Oligarchy and Ritual Monarchy—Political and Social Conditions of Kerala Under the Cera Perumals of Makotai (c. AD 800–AD 1124)" Kerala. Calicut University Press. 1996 ^ Narayanan, M. G. S. "Perumals of Kerala: Brahmin
Brahmin
Oligarchy and Ritual Monarchy—Political and Social Conditions of Kerala Under the Cera Perumals of Makotai (c. AD 800–AD 1124)" Kerala. Calicut University Press. 1996

References[edit]

Flood, G.D. (1996). An Introduction to Hinduism.
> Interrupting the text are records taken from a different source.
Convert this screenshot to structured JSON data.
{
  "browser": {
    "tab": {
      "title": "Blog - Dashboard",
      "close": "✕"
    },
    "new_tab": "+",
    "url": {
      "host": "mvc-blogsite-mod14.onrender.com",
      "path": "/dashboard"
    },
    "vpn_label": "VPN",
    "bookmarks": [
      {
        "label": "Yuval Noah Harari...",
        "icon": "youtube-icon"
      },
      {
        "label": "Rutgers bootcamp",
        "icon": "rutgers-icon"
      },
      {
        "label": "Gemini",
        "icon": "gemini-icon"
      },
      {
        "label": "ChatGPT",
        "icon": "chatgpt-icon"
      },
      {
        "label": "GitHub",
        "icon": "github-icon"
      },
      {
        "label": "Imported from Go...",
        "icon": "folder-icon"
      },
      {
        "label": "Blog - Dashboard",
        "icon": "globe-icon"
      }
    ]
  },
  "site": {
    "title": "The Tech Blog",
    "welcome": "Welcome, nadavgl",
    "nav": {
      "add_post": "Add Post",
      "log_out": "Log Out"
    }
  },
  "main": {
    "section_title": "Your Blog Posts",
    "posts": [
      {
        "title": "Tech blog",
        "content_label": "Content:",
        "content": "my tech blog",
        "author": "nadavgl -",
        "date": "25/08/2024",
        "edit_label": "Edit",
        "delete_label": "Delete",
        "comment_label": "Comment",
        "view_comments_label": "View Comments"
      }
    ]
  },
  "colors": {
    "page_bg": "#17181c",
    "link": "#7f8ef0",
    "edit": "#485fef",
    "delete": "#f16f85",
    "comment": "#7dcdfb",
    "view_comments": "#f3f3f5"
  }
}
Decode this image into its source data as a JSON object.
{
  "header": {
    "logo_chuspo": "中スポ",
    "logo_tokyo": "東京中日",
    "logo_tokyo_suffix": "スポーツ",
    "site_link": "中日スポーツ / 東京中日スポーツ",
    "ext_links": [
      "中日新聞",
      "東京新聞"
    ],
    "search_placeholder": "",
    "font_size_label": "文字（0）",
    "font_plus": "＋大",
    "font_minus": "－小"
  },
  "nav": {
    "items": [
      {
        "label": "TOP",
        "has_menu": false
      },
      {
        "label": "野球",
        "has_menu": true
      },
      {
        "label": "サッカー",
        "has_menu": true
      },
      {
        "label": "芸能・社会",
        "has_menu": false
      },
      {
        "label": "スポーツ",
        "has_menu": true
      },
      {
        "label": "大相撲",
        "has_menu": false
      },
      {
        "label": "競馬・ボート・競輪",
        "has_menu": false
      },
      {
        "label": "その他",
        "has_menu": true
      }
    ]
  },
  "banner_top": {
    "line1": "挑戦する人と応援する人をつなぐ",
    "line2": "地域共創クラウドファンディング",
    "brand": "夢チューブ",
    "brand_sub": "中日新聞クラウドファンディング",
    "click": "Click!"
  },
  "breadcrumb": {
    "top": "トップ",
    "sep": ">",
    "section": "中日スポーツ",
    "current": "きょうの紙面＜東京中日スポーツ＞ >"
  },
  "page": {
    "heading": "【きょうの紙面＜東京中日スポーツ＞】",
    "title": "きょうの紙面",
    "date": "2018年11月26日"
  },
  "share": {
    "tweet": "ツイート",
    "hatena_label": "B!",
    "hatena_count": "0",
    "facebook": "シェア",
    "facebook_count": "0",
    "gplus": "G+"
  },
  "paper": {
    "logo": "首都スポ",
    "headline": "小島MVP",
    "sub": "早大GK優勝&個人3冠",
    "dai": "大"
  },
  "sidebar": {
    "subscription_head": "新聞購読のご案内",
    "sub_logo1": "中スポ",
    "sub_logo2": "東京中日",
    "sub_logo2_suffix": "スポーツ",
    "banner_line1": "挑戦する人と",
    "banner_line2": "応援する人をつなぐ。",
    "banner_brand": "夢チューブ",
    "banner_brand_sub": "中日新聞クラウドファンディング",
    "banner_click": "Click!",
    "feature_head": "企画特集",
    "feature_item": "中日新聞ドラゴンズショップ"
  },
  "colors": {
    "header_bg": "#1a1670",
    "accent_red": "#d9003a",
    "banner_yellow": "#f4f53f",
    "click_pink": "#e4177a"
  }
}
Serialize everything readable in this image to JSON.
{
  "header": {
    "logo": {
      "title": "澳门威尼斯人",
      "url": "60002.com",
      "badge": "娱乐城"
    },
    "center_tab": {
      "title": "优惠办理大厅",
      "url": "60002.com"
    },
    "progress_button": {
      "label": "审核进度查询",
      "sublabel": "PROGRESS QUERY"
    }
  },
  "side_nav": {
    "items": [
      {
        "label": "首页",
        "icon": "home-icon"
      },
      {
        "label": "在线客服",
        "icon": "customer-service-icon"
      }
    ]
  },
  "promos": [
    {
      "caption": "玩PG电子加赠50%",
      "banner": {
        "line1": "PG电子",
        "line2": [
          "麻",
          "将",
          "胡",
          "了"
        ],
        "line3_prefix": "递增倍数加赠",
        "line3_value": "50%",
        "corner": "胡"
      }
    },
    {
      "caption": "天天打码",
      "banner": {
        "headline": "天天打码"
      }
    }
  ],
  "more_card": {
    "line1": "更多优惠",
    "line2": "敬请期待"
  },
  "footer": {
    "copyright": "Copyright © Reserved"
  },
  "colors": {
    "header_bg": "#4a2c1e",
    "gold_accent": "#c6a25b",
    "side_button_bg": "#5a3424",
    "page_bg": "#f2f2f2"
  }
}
Cambridge University Press.  Hymns For The Drowning by A.K. Ramanujan (Penguin),

Nammalvar
Nammalvar
by A.Srinivasa Raghavan (Sahitya Akademi, New Delhi),1975, ISBN 81-260-0416 9 Alwargal - ^Or Eliya Arimugam by Sujatha (Visa Publications, Chennai, India)(in Tamil), 2001 External links[edit]

Wikimedia Commons has media related to Azhwars.

The Philosophy of the Āḻvārs, Surendranath Dasgupta, 1940 The Twelve Alvars Alvars
Alvars
and Srivaishnavism The Alvar Saints (ramanuja.org) The Alvar Saints of Tamilnadu by Jyotsna Kamat

v t e

Azhwars

Poigai Azhwar Bhoothath Azhwar Pey Azhwar Thirumalisai Alvar Nammalvar Madhurakavi Alvar Kulasekhara Alvar Periyalvar Andal Thondaradippodi Alvar Thiruppaan Alvar Thirumangai Alvar

Divya Desams Divya Praban

.